They are also believed to be the original native Japanese cattle that descend from cattle in China. These cows stand between 3.8 and 4.1 feet and weigh between 882 and 1,322 pounds. The remaining population of 108 cows is being conserved and raised mainly for their meat.

Kuchinoshima Cow

Kuchinoshimas are one of the few endangered and nearly extinct cattle that exist in Japan. They are exclusively found and raised in southern Japan, specifically on Kuchinoshima Island. These cows stand between 3.3 and 3.6 feet and weigh around 882 pounds. Similar to the Mishiwa breed, they have never been crossbred with other breeds and are raised mainly for their meat.

A Wagyu cow stands on a green meadow

Are Japanese Cows Different?

Japanese cows, specifically wagyu breeds, produce a different quality of meat compared to other domestic cows and cattle. In fact, most wagyu cows are raised solely for the purpose of meat production.

In Japan, you can find other types of domestic cows, and most of them are imported breeds. Some of these imported cows aren’t suited to be raised for high-quality wagyu meat. Therefore, they are being kept mainly for milk and if possible, for both milk and low or medium-quality meat.

One of the reasons why wagyu cows are different from your usual breeds is the texture and tenderness of their meat. They have a high concentration of good fat and fatty acids such as Omega-3 and 6, monosaturated fats, and conjugated linoleic acid (CLA), all of which can be found on the white strips known as marblings. This also contributes to the meat’s delicate, meaty, and buttery taste.

Most wagyu cows are also raised in a strictly controlled, clean, and pasteurized environment. For instance, breeders will keep these cows near mountainous regions, away from cities and other developed regions. In this type of environment, they are fed with clean grass and kept organically clean from any contamination and polluted source of feed.
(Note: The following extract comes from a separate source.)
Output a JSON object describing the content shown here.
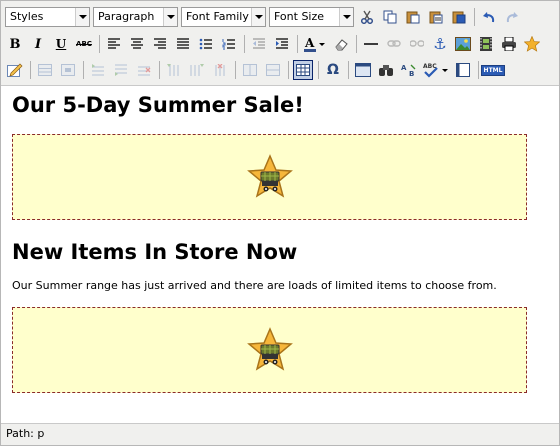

Hence, you can be sure that their meat is much healthier and more expensive compared to other types of cows.

wagyu cow and murray grey beef bull  on a hill

Do Japanese Cows Exist in the United States?
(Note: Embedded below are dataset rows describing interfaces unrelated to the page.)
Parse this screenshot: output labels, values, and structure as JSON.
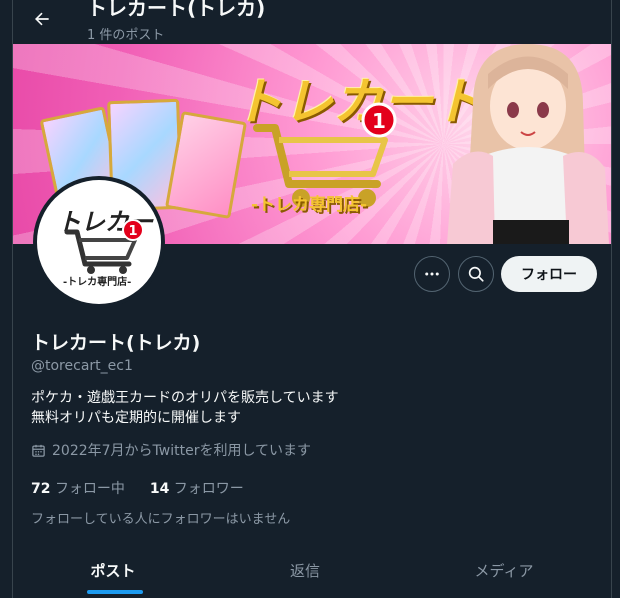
{
  "header": {
    "title": "トレカート(トレカ)",
    "post_count": "1 件のポスト"
  },
  "banner": {
    "logo_text": "トレカート",
    "badge_number": "1",
    "shop_text": "-トレカ専門店-"
  },
  "avatar": {
    "logo_text": "トレカート",
    "badge_number": "1",
    "shop_text": "-トレカ専門店-"
  },
  "actions": {
    "follow_label": "フォロー"
  },
  "profile": {
    "name": "トレカート(トレカ)",
    "handle": "@torecart_ec1",
    "bio_line1": "ポケカ・遊戯王カードのオリパを販売しています",
    "bio_line2": "無料オリパも定期的に開催します",
    "joined": "2022年7月からTwitterを利用しています",
    "following_count": "72",
    "following_label": "フォロー中",
    "followers_count": "14",
    "followers_label": "フォロワー",
    "followed_by": "フォローしている人にフォロワーはいません"
  },
  "tabs": [
    {
      "label": "ポスト",
      "active": true
    },
    {
      "label": "返信",
      "active": false
    },
    {
      "label": "メディア",
      "active": false
    }
  ],
  "colors": {
    "background": "#15202b",
    "accent": "#1d9bf0",
    "muted_text": "#8b98a5"
  },
  "icons": [
    "back-arrow-icon",
    "more-icon",
    "search-icon",
    "calendar-icon"
  ]
}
Most of the Japanese cows that are being raised in the United States come directly from Japan. However, back in the old days, most wagyu cows were being imported from Japan before the United States stopped the import in 2003 due to the outbreak of mad cow diseases.

Since then, the United States has been breeding and raising its own wagyu cattle, focusing mainly on black and red wagyu cattle. But in 1990, the American Wagyu Association was founded and they are responsible for monitoring, regulating, and registering all wagyu cattle and beef that you can find today.

You can also visit their website for more information on how wagyu beef is being graded in the United States and all the qualifications or necessities required to breed this type of cow.

Final Thoughts

Japanese cattle and their meat are exquisite and healthy compared to other meat. Of course, you have to deal with the hefty price tag for different grades of wagyu beef. But at the end of the day, you get what you pay for. If possible, you should taste wagyu beef at least once in your life, so you’ll know why it is labeled as the highest quality, prime beef.